■ Task goal:
In the data that follows, each entry is to be restated exactly.

[Element data from apps and pages]

....

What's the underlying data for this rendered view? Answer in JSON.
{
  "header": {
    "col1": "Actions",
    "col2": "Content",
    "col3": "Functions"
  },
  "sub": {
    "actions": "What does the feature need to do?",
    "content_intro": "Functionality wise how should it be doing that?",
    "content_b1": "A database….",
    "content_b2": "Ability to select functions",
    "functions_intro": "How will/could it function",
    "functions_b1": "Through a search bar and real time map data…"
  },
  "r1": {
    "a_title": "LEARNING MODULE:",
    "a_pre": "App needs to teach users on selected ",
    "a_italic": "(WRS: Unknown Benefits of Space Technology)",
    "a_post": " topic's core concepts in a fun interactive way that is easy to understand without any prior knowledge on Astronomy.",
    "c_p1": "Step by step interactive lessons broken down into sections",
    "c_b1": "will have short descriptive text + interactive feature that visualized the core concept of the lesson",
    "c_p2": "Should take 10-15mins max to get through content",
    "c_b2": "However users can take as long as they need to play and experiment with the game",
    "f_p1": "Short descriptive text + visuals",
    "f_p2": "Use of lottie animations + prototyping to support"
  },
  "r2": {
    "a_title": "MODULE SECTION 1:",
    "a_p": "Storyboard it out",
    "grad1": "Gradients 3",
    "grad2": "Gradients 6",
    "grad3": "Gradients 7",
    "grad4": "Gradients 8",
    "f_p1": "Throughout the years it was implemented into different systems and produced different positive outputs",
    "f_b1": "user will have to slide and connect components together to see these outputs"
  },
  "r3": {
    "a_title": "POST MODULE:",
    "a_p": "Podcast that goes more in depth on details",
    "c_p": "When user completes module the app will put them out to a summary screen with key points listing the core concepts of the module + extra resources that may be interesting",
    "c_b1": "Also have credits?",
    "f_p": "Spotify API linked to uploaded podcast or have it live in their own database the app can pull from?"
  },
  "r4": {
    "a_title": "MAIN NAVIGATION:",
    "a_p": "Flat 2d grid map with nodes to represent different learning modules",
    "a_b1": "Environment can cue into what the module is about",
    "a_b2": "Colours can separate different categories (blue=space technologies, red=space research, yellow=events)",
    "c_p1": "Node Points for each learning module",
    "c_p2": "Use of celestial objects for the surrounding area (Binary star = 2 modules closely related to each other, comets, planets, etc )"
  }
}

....

■ Response area:
What's the underlying data for this rendered view? Answer in JSON.
{
  "header": {
    "col1": "Actions",
    "col2": "Content",
    "col3": "Functions"
  },
  "sub": {
    "actions": "What does the feature need to do?",
    "content_intro": "Functionality wise how should it be doing that?",
    "content_b1": "A database….",
    "content_b2": "Ability to select functions",
    "functions_intro": "How will/could it function",
    "functions_b1": "Through a search bar and real time map data…"
  },
  "r1": {
    "a_title": "LEARNING MODULE:",
    "a_pre": "App needs to teach users on selected ",
    "a_italic": "(WRS: Unknown Benefits of Space Technology)",
    "a_post": " topic's core concepts in a fun interactive way that is easy to understand without any prior knowledge on Astronomy.",
    "c_p1": "Step by step interactive lessons broken down into sections",
    "c_b1": "will have short descriptive text + interactive feature that visualized the core concept of the lesson",
    "c_p2": "Should take 10-15mins max to get through content",
    "c_b2": "However users can take as long as they need to play and experiment with the game",
    "f_p1": "Short descriptive text + visuals",
    "f_p2": "Use of lottie animations + prototyping to support"
  },
  "r2": {
    "a_title": "MODULE SECTION 1:",
    "a_p": "Storyboard it out",
    "grad1": "Gradients 3",
    "grad2": "Gradients 6",
    "grad3": "Gradients 7",
    "grad4": "Gradients 8",
    "f_p1": "Throughout the years it was implemented into different systems and produced different positive outputs",
    "f_b1": "user will have to slide and connect components together to see these outputs"
  },
  "r3": {
    "a_title": "POST MODULE:",
    "a_p": "Podcast that goes more in depth on details",
    "c_p": "When user completes module the app will put them out to a summary screen with key points listing the core concepts of the module + extra resources that may be interesting",
    "c_b1": "Also have credits?",
    "f_p": "Spotify API linked to uploaded podcast or have it live in their own database the app can pull from?"
  },
  "r4": {
    "a_title": "MAIN NAVIGATION:",
    "a_p": "Flat 2d grid map with nodes to represent different learning modules",
    "a_b1": "Environment can cue into what the module is about",
    "a_b2": "Colours can separate different categories (blue=space technologies, red=space research, yellow=events)",
    "c_p1": "Node Points for each learning module",
    "c_p2": "Use of celestial objects for the surrounding area (Binary star = 2 modules closely related to each other, comets, planets, etc )"
  }
}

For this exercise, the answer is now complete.